Singapore has reported a major cyberattack on the government health database. Hackers - who are allegedly state-sponsored - stole personal information of about 1.5 million people, including Singaporean Prime Minister Lee Hsien Loong. The government has called the cyberattack "the most serious breach of personal data" that Singapore has experienced.
"Investigations by the Cyber Security Agency of Singapore (CSA) and the Integrated Health Information System (IHiS) confirmed that this was a deliberate, targeted and well-planned cyberattack," a government statement said.
“It was not the work of casual hackers or criminal gangs."
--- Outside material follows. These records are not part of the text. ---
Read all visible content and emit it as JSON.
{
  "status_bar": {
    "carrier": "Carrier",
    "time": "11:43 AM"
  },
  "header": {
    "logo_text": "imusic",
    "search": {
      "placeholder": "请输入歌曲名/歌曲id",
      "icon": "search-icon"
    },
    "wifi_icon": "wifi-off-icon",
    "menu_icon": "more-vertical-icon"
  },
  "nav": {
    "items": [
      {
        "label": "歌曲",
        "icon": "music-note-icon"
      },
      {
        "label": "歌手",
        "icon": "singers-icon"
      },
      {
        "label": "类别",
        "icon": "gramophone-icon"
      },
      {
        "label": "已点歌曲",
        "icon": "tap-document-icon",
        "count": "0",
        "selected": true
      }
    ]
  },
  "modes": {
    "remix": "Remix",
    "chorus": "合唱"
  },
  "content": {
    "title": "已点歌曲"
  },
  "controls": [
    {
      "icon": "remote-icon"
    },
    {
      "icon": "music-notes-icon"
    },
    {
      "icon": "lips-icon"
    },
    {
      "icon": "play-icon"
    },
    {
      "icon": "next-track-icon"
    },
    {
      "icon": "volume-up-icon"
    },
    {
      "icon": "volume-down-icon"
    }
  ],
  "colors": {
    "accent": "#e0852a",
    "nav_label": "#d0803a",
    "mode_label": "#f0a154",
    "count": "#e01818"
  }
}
The data breach exposes nearly 1.5 million people who may have visited hospitals between May 2015 and July 4, 2018. The attackers stole database that included patient names, gender, date of birth, and their addresses. Medical records, such as diagnoses, test results, or doctors’ notes, aren't at risk. The statement added that "information on the outpatient dispensed medicines of about 160,000 of these patients" was also taken.
According to a preliminary investigation, hackers had breached MOH's systems last month and had this access from June 27 to July 4 when officials discovered the breach.
Singapore's Prime Minister seems to have been the target
Today's statement discloses that hackers stole non-medical personal data of Singaporeans. However, this "well-planned" attack appears to have been targeted at the country's Prime Minister and other ministers who haven't been named.
"The attackers specifically and repeatedly targeted Prime Minister Lee Hsien Loong’s personal particulars and information on his outpatient dispensed medicines," the statement reads.
Lee is a cancer survivor. In a Facebook post, he wrote that attackers were probably looking for some dark secrets in an attempt to embarrass him.
I don’t know what the attackers were hoping to find. Perhaps they were hunting for some dark state secret, or at least something to embarrass me. If so, they would have been disappointed. My medication data is not something I would ordinarily tell people about, but there is nothing alarming in it.
The government hasn't revealed any details about the people or groups who may be behind this cyberattack on the digitalized state. The country has been applauded for its quick response and public disclosure. Singapore has assured everyone that no data was tampered with, amended or deleted. However, with countries going digital, there is always a threat of these attacks no matter how strong the security protections may be.